September 28, 2023
A recent Law 360 story by Travis Bland, “Missing Word Sinks $2.65M Honeywell Fee Bid in Royalty Row”, reports that Honeywell lost out on $2.65 million in attorney fees following a win in a scanner royalties dispute with a Japanese competitor in part because an agreement between the two companies didn't use the word "attorney" in a provision the American company invoked to try to receive the award.
In an order, a North Carolina federal court told Honeywell Wednesday that it would not be awarding the attorney fees after the company prevailed in a jury trial against OPTO Electronics Co., reasoning that while other parts of the partners' contract referenced attorney fees, the part Honeywell cited to try to recover the money only says "fees."
"That provision, drafted by sophisticated counsel, does not mention 'attorney fees' (like every other case under governing Delaware law that has awarded attorney fees under a contract)," U.S. District Judge Kenneth D. Bell wrote in his order.
Judge Bell also reasoned that the provision doesn't have the "prevailing party" language that is the "hallmark" of contracts under Delaware law for a winning litigant to force an opponent to pay attorney fees.
The provision Honeywell cited might not even apply to court actions, Judge Bell said.
Evidence in the case made it clear that Honeywell knew how to craft a contract so that attorney fees would be awarded when it won a case, but it didn't do that in the agreement with OPTO Electronics, according to Judge Bell.

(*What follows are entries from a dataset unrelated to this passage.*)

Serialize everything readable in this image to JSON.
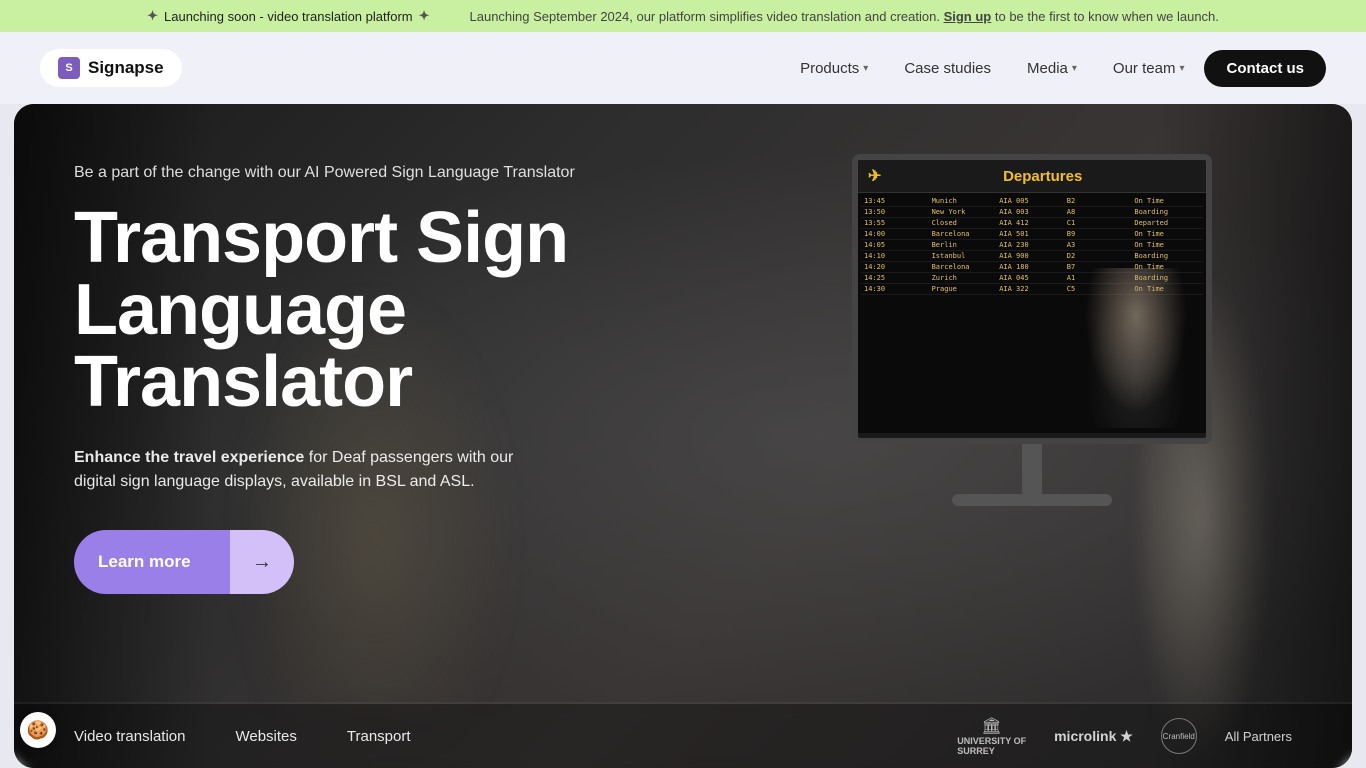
{
  "announcement": {
    "left": "Launching soon - video translation platform",
    "right_prefix": "Launching September 2024, our platform simplifies video translation and creation.",
    "sign_up": "Sign up",
    "right_suffix": "to be the first to know when we launch.",
    "plus_symbol": "+"
  },
  "navbar": {
    "logo_text": "Signapse",
    "nav_items": [
      {
        "label": "Products",
        "has_dropdown": true
      },
      {
        "label": "Case studies",
        "has_dropdown": false
      },
      {
        "label": "Media",
        "has_dropdown": true
      },
      {
        "label": "Our team",
        "has_dropdown": true
      }
    ],
    "contact_label": "Contact us"
  },
  "hero": {
    "subtitle": "Be a part of the change with our AI Powered Sign Language Translator",
    "title_line1": "Transport Sign",
    "title_line2": "Language Translator",
    "description_bold": "Enhance the travel experience",
    "description_rest": " for Deaf passengers with our digital sign language displays, available in BSL and ASL.",
    "cta_label": "Learn more",
    "cta_arrow": "→"
  },
  "departures": {
    "title": "Departures",
    "rows": [
      [
        "13:45",
        "Munich",
        "AIA 005",
        "B2",
        "On Time"
      ],
      [
        "13:50",
        "New York",
        "AIA 003",
        "A8",
        "Boarding"
      ],
      [
        "13:55",
        "Closed",
        "AIA 412",
        "C1",
        "Departed"
      ],
      [
        "14:00",
        "Barcelona",
        "AIA 501",
        "B9",
        "On Time"
      ],
      [
        "14:05",
        "Berlin",
        "AIA 230",
        "A3",
        "On Time"
      ],
      [
        "14:10",
        "Istanbul",
        "AIA 900",
        "D2",
        "Boarding"
      ],
      [
        "14:20",
        "Barcelona",
        "AIA 180",
        "B7",
        "On Time"
      ],
      [
        "14:25",
        "Zurich",
        "AIA 045",
        "A1",
        "Boarding"
      ],
      [
        "14:30",
        "Prague",
        "AIA 322",
        "C5",
        "On Time"
      ]
    ]
  },
  "bottom_nav": [
    {
      "label": "Video translation"
    },
    {
      "label": "Websites"
    },
    {
      "label": "Transport"
    }
  ],
  "partners": {
    "surrey": "University of Surrey",
    "microlink": "microlink",
    "microlink_suffix": "★",
    "cranfield": "Cranfield University",
    "all_partners": "All Partners"
  },
  "cookie": "🍪"
}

OPTO Electronics was also let down by Judge Bell's order. He punted the Japanese company's requests to throw out the jury verdict, award it a victory or, at least, to grant a new trial.
OPTO Electronics had a "full and fair opportunity to present its evidence and arguments to the jury and the court," Judge Bell said. "While OPTO's arguments were potentially persuasive and the court would have upheld a jury verdict in OPTO's favor, the court finds that there was sufficient evidence to support the jury's and the court's verdicts."
In denying the company a new trial, Judge Bell also rejected arguments that the court made an error when it did not allow certain evidence that OPTO Electronic asserted was favorable to it.
The dispute is rooted in barcode scanner technology that can decode 1D barcodes — such as UPC codes commonly found on items in a grocery store that are scanned at checkout — and can decode 2D barcodes, such as QR codes frequently used by restaurants for online menus.
Honeywell had previously accused OPTO of infringing its patents for 2D products, resulting in a 2020 settlement agreement under which OPTO consented to pay Honeywell 7% royalties for the continued use of that technology.
But in the present case, Honeywell said OPTO tried to skirt that contract by not paying royalties on all of its 2D products, namely those that can read both 1D barcodes and a specific subset of 2D barcodes known as stacked barcodes. A common stacked barcode is PDF417, which is seen on driver's licenses and printed boarding passes at airports.
An eight-person jury sided with Honeywell in a July 19 verdict, finding OPTO scanners that can read both 1D and some 2D barcodes fall within the licensing agreement.